> **Work required**
What is needed is each line of the data below that holds the string "Abacaxi".

> **Dataset records**
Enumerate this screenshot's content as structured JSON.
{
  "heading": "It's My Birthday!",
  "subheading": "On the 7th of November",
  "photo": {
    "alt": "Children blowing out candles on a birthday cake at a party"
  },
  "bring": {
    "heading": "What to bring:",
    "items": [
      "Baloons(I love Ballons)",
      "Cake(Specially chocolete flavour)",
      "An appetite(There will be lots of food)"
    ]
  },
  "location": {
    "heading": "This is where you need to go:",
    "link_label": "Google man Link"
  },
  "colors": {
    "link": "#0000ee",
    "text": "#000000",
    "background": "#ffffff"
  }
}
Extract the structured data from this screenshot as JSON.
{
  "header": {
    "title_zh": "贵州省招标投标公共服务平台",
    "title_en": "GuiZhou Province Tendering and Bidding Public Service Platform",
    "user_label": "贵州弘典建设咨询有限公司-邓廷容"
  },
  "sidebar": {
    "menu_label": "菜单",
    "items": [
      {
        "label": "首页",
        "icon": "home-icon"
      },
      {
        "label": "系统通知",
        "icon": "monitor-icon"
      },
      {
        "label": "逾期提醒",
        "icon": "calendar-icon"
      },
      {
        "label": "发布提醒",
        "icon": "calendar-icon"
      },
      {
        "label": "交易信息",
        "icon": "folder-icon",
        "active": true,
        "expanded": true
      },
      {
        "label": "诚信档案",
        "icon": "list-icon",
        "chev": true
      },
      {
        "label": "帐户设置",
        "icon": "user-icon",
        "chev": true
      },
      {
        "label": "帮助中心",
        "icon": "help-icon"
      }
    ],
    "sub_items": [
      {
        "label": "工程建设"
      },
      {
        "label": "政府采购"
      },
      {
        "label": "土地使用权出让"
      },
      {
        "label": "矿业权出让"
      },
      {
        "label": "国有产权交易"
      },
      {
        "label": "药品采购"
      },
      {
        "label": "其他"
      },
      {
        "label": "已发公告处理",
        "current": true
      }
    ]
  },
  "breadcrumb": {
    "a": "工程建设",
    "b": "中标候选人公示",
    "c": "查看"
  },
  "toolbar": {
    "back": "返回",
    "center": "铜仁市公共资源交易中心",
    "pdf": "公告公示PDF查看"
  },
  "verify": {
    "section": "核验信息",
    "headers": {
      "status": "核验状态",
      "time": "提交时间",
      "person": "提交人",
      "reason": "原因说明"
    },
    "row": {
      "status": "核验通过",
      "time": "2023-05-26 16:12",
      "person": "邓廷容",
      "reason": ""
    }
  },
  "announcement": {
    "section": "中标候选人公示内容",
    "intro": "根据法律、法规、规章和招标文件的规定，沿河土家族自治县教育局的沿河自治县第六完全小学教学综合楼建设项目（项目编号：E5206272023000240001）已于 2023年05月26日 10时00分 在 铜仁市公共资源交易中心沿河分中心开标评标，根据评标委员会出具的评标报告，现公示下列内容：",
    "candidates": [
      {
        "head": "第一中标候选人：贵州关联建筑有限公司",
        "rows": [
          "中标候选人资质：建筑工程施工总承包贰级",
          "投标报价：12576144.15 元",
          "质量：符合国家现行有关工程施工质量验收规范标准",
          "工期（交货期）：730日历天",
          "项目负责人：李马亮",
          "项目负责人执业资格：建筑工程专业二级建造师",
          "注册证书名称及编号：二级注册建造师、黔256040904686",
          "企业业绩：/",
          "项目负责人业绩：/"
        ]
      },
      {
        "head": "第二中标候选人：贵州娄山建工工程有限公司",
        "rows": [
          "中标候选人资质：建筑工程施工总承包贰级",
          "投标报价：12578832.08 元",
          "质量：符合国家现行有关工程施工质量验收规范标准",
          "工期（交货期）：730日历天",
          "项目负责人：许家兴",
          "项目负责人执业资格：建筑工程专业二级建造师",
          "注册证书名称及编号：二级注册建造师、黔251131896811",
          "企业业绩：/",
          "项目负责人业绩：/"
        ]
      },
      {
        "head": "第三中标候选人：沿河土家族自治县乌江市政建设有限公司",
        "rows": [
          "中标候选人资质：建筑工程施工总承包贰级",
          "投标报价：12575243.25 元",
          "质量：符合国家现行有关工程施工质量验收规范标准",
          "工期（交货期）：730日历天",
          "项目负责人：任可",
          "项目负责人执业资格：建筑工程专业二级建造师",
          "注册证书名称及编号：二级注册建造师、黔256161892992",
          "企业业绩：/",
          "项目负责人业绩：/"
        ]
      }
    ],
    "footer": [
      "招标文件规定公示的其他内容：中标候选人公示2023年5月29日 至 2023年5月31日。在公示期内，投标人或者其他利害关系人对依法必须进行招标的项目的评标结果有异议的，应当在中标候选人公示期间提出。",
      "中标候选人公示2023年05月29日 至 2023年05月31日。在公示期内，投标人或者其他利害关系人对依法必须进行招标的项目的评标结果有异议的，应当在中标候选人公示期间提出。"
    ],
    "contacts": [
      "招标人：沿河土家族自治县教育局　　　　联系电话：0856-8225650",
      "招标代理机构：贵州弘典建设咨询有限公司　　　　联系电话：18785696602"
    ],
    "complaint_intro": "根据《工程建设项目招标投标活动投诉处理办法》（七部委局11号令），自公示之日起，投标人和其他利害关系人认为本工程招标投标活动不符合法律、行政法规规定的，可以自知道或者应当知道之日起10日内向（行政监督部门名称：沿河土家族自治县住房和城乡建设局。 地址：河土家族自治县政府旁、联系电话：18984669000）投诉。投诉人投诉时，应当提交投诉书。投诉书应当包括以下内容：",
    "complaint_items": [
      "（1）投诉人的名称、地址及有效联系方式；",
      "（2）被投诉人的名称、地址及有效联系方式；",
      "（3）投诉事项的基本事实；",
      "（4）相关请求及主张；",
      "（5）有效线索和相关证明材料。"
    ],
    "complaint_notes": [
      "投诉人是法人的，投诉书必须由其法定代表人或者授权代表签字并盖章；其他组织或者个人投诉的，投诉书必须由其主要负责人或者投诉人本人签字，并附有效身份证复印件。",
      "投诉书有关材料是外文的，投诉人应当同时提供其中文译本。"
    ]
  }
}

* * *

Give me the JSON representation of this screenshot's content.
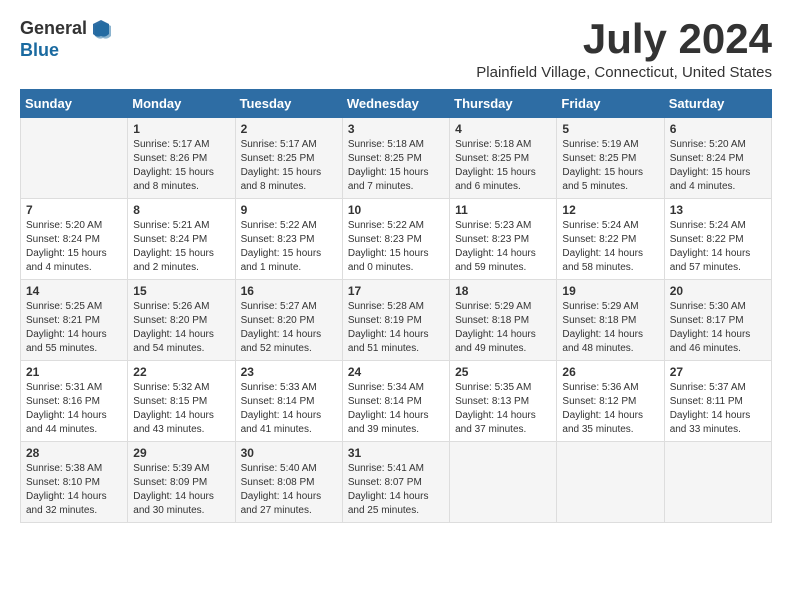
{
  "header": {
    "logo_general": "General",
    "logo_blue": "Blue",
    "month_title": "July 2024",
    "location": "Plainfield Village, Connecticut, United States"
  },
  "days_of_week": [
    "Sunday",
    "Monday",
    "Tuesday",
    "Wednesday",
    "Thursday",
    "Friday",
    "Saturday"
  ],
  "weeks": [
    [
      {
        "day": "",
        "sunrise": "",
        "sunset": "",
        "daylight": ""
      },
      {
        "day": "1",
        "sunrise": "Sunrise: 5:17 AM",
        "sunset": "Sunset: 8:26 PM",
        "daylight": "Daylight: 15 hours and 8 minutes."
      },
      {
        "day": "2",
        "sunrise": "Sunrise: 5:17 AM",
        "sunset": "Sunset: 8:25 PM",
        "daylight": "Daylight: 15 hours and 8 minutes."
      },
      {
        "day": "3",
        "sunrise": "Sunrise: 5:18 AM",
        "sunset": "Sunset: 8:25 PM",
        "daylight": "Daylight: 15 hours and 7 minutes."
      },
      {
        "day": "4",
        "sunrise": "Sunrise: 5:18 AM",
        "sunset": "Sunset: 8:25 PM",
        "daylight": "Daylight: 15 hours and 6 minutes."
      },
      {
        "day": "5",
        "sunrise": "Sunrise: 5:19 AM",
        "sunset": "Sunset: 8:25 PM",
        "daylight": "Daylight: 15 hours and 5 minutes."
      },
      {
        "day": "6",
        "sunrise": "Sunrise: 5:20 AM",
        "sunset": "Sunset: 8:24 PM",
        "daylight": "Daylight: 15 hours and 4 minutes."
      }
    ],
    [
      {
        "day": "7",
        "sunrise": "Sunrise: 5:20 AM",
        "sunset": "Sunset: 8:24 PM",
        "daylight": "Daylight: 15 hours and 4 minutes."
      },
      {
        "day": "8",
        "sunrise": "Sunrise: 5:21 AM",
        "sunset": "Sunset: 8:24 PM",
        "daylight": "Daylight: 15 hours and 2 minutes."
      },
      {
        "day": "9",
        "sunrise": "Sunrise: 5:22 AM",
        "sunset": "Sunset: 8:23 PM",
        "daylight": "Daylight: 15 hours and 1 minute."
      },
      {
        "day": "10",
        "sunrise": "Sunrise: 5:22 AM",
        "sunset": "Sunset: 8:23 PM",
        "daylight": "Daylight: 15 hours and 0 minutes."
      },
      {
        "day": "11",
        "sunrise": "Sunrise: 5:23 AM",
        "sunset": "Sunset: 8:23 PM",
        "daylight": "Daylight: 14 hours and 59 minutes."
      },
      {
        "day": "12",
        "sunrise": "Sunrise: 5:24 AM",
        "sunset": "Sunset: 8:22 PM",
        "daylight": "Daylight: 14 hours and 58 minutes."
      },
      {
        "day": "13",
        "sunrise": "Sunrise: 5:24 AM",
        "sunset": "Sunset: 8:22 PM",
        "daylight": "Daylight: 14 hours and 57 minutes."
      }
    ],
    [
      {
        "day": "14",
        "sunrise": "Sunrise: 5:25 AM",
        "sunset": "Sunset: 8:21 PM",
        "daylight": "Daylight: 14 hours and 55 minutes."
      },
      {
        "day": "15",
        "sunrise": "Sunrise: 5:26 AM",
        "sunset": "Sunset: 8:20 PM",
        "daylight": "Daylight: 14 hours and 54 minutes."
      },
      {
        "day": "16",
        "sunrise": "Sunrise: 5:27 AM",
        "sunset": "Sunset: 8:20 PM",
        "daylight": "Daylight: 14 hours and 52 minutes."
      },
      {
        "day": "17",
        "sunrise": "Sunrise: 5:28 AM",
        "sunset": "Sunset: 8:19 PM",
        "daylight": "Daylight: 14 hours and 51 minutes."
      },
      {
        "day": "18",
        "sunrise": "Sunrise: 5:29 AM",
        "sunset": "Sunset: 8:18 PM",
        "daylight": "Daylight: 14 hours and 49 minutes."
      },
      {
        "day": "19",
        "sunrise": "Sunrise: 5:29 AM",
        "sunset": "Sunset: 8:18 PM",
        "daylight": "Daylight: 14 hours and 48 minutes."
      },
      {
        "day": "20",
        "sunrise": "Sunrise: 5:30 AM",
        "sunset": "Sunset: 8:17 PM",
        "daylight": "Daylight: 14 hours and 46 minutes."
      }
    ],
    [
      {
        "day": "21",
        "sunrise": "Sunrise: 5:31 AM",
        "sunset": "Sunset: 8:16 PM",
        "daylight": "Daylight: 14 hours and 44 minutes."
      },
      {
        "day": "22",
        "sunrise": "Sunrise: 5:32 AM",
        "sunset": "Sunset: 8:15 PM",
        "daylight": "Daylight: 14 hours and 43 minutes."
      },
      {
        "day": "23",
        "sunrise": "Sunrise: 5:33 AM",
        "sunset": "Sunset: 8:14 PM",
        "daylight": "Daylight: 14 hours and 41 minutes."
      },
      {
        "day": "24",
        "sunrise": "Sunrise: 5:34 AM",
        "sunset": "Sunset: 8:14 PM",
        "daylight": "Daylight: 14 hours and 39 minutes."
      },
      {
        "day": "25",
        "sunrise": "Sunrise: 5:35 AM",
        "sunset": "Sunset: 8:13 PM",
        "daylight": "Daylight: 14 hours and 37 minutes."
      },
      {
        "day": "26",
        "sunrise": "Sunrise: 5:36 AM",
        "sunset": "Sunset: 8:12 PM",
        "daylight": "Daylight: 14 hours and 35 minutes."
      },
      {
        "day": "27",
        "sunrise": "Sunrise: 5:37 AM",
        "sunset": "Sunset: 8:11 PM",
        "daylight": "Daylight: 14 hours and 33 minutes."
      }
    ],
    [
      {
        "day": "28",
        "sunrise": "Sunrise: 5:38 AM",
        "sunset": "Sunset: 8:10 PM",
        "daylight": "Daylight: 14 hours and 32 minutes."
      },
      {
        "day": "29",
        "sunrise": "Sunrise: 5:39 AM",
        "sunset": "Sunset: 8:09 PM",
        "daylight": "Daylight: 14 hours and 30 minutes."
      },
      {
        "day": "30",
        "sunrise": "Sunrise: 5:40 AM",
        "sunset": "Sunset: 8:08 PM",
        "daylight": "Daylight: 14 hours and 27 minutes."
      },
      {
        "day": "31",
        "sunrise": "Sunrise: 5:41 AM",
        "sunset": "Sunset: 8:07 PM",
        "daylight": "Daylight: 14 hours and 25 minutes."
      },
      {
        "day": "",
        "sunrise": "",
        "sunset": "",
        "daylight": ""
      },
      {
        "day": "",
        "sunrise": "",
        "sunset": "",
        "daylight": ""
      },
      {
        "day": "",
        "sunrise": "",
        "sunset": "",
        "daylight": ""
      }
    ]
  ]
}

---

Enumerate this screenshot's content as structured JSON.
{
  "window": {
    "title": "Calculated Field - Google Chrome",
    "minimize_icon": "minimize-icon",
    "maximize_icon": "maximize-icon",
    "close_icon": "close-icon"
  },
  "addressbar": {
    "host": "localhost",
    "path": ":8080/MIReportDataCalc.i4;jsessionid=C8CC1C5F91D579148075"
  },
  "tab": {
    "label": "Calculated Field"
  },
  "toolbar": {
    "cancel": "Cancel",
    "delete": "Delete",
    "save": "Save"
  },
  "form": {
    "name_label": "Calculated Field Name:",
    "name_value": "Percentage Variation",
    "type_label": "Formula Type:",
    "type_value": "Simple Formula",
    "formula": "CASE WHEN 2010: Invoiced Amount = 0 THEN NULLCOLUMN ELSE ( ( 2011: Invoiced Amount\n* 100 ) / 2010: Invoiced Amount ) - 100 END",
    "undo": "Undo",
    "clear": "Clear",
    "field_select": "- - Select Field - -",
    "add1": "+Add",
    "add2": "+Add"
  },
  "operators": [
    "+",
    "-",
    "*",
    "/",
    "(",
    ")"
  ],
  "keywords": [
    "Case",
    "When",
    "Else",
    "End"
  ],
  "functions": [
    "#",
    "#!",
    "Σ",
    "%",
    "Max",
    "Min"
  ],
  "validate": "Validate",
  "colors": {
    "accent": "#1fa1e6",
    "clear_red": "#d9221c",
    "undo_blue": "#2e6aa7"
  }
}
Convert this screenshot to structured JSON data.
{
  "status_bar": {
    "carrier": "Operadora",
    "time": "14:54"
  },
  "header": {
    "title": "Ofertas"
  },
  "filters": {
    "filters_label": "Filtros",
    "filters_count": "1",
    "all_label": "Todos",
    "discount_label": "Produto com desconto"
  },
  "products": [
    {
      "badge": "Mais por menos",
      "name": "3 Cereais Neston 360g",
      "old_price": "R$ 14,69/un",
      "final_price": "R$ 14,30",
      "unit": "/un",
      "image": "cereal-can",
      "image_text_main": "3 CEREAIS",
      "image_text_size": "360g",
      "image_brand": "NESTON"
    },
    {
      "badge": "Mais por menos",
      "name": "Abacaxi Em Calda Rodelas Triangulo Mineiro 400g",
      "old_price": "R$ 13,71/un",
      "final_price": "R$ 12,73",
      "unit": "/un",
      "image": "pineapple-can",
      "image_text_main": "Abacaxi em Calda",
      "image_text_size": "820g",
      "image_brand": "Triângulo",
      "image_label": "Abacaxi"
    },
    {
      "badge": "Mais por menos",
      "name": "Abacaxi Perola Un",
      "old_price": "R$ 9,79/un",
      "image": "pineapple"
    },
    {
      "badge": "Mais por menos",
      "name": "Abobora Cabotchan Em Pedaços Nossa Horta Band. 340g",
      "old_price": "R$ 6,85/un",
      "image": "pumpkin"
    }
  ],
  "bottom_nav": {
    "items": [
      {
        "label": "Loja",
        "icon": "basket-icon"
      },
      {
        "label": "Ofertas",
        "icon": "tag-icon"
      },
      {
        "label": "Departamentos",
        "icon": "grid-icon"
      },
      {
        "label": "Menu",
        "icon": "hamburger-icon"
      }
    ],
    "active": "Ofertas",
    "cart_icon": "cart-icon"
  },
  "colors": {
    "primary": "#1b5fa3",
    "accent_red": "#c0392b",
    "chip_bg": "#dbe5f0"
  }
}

> **Exercise response**
      "name": "Abacaxi Em Calda Rodelas Triangulo Mineiro 400g",
      "image_text_main": "Abacaxi em Calda",
      "image_label": "Abacaxi"
      "name": "Abacaxi Perola Un",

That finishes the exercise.